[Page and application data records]

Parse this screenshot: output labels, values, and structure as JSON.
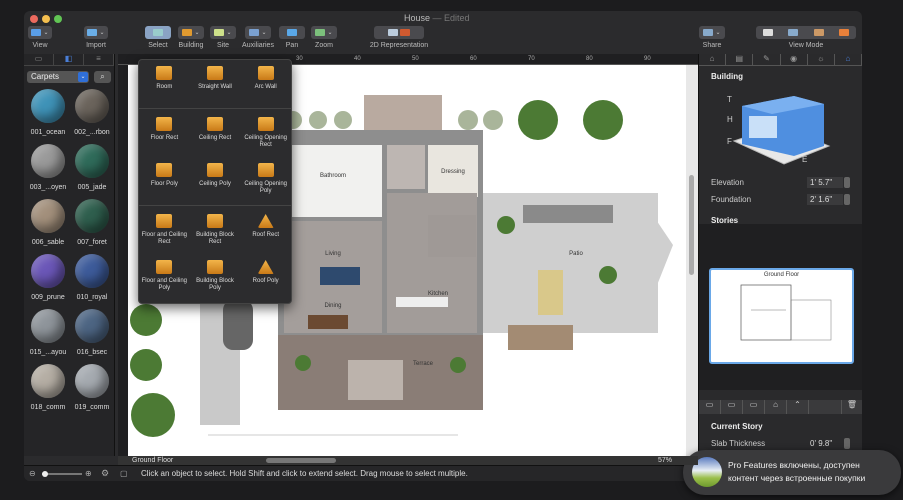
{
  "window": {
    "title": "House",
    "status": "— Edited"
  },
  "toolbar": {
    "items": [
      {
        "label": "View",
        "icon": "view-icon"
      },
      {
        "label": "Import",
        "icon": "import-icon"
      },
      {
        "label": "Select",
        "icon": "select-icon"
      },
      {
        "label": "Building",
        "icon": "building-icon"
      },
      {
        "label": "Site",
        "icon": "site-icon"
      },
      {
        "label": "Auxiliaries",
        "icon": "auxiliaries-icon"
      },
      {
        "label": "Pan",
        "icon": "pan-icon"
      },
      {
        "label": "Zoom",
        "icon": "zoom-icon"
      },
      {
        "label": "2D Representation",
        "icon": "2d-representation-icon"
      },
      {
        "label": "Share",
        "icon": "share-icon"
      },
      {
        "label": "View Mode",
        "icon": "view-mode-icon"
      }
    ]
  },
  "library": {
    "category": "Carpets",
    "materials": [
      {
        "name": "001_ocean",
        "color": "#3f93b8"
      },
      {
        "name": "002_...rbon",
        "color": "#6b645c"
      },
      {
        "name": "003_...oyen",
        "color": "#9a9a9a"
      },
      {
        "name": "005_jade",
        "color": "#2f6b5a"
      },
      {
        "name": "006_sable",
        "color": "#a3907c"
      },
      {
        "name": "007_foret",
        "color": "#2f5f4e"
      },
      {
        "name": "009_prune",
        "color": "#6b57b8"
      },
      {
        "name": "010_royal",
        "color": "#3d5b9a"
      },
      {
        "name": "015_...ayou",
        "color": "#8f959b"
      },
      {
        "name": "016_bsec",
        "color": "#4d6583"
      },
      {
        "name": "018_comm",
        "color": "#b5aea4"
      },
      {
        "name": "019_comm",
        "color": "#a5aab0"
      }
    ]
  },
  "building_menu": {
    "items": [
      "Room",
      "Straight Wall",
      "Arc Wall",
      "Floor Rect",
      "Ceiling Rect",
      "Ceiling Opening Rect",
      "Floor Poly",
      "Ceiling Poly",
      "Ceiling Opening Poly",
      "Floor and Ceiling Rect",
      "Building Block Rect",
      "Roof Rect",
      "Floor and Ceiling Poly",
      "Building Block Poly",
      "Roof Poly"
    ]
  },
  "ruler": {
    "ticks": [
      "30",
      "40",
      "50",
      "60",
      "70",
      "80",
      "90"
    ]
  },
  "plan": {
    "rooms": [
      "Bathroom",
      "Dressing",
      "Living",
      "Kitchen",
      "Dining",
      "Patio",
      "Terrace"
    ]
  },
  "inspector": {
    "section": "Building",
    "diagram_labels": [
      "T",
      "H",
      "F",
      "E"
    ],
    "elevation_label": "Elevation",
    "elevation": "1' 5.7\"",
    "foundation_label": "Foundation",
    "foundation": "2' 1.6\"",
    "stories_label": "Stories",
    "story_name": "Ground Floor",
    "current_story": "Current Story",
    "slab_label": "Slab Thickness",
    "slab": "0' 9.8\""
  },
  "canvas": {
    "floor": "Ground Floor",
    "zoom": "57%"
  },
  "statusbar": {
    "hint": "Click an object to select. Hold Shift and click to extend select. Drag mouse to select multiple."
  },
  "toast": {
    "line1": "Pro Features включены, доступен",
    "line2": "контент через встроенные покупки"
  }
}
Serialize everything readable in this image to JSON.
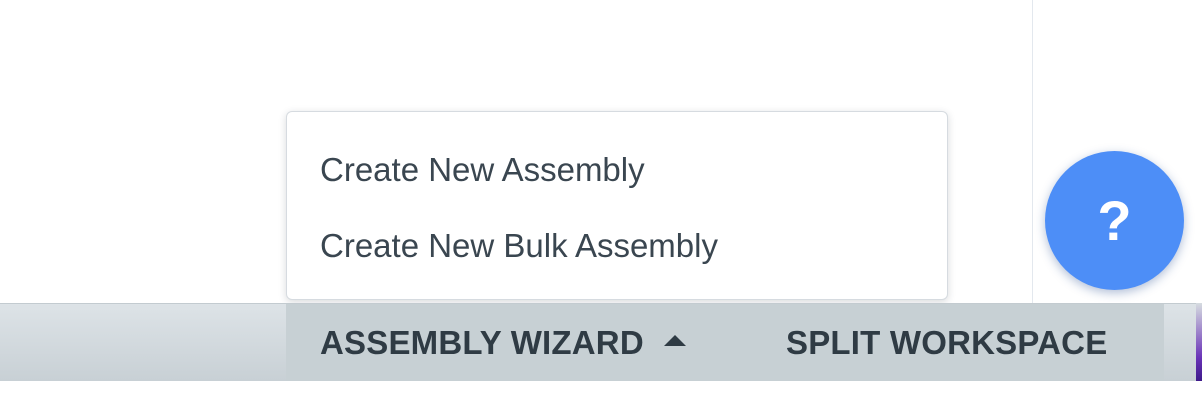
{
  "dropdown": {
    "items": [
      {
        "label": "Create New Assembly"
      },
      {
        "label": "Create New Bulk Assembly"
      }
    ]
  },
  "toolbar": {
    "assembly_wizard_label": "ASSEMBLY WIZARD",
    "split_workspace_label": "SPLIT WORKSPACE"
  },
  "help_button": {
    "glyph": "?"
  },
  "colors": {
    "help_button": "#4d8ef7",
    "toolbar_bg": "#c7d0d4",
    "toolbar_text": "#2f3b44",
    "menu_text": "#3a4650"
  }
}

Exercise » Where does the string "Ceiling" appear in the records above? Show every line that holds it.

Your response »
      "Ceiling Rect",
      "Ceiling Opening Rect",
      "Ceiling Poly",
      "Ceiling Opening Poly",
      "Floor and Ceiling Rect",
      "Floor and Ceiling Poly",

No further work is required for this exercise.